• [WORK TO BE COMPLETED] Should a line in the entries below contain "with", return that line.

• [DATA PROVIDED]
·····
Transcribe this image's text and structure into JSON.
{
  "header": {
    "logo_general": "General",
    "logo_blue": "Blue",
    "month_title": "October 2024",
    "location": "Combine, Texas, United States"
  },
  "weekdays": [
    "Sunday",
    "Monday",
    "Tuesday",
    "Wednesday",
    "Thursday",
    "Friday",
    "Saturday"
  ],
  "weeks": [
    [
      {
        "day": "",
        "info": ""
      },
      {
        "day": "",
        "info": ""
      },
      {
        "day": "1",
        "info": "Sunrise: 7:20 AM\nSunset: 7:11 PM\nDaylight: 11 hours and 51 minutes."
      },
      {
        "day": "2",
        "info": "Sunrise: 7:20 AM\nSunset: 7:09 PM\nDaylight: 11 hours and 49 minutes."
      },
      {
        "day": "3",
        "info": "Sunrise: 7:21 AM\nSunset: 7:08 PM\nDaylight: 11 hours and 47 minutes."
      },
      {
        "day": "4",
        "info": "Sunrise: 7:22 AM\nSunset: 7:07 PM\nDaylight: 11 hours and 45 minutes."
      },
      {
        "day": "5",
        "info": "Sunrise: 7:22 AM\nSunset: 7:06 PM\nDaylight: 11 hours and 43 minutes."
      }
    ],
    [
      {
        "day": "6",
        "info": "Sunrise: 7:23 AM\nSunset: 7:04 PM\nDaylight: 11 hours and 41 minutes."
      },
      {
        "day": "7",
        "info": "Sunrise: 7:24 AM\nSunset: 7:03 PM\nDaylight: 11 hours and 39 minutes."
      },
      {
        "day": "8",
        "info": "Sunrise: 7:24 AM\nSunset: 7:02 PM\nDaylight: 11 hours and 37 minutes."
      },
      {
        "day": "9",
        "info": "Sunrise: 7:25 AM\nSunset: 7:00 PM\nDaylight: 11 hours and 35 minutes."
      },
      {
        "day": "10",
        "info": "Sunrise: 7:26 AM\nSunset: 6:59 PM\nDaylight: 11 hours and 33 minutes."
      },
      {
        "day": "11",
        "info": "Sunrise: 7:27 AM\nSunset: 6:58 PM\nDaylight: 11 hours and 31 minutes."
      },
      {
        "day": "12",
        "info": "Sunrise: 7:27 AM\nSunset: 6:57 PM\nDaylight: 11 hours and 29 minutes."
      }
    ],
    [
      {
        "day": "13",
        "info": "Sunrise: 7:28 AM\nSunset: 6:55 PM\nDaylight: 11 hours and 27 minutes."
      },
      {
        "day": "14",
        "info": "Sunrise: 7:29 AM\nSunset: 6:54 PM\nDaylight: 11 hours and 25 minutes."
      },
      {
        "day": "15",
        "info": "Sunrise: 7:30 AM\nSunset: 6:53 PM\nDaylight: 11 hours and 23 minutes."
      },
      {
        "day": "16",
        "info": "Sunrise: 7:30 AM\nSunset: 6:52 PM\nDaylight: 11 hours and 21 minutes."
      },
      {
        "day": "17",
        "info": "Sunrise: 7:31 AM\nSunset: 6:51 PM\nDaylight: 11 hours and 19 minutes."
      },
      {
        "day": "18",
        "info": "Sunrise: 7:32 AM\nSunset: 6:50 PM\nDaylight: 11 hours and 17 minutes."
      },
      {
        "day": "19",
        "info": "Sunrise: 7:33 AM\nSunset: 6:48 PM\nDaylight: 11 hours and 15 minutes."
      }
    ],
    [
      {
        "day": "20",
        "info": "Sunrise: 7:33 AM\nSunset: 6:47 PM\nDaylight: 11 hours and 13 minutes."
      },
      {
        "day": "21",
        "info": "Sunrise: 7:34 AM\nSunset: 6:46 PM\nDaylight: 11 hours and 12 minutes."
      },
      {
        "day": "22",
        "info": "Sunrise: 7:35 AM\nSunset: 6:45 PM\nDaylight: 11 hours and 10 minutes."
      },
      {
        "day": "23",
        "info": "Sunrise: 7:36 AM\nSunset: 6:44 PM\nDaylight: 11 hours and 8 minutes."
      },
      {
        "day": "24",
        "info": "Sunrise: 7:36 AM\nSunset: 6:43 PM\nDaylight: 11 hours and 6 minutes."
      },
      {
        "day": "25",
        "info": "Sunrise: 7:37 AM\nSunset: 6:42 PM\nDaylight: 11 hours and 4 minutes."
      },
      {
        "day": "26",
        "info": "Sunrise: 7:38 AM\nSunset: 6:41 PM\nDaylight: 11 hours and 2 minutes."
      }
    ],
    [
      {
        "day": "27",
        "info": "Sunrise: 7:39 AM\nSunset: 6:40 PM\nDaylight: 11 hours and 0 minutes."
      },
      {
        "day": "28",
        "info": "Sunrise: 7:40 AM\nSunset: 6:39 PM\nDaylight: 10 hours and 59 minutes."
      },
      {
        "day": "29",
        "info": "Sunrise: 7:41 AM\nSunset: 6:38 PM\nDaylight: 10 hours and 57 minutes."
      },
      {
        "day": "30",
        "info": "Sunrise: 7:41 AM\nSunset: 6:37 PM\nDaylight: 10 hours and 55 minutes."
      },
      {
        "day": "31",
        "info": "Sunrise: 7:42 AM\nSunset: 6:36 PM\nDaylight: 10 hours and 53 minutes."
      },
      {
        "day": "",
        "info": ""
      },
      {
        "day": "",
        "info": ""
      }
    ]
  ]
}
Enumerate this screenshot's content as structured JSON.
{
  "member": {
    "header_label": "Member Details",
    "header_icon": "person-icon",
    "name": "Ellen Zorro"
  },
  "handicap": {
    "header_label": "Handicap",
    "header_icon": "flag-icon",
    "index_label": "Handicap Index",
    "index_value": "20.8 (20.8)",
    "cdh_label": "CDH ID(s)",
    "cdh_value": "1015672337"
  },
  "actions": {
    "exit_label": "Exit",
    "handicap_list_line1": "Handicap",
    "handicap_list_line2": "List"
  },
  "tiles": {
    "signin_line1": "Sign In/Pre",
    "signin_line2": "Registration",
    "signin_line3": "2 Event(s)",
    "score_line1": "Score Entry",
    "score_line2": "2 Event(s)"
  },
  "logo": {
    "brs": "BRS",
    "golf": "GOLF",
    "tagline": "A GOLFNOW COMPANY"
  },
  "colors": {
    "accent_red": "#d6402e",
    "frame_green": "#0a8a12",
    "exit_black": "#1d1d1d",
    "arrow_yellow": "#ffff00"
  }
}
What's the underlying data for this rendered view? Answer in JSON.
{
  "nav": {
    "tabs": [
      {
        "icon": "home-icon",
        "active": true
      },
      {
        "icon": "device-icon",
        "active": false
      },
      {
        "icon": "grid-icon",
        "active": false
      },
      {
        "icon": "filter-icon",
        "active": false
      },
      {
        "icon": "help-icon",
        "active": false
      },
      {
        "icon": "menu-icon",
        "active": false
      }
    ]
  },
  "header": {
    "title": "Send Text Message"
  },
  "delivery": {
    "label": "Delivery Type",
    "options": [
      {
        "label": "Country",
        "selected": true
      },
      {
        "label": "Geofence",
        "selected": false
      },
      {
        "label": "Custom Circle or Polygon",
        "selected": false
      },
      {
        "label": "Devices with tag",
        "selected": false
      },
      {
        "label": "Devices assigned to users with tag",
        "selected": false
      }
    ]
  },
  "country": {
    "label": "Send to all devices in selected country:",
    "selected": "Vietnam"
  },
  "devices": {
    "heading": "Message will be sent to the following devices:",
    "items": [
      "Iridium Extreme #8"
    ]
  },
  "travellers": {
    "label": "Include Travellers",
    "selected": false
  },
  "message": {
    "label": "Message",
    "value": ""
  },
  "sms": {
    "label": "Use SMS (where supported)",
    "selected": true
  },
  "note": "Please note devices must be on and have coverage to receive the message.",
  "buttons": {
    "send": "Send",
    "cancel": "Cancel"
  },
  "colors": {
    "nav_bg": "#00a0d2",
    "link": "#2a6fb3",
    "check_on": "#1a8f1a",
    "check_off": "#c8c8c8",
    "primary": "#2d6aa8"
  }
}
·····
• [RESPONSE TO THIS TASK]
        "label": "Devices with tag",
        "label": "Devices assigned to users with tag",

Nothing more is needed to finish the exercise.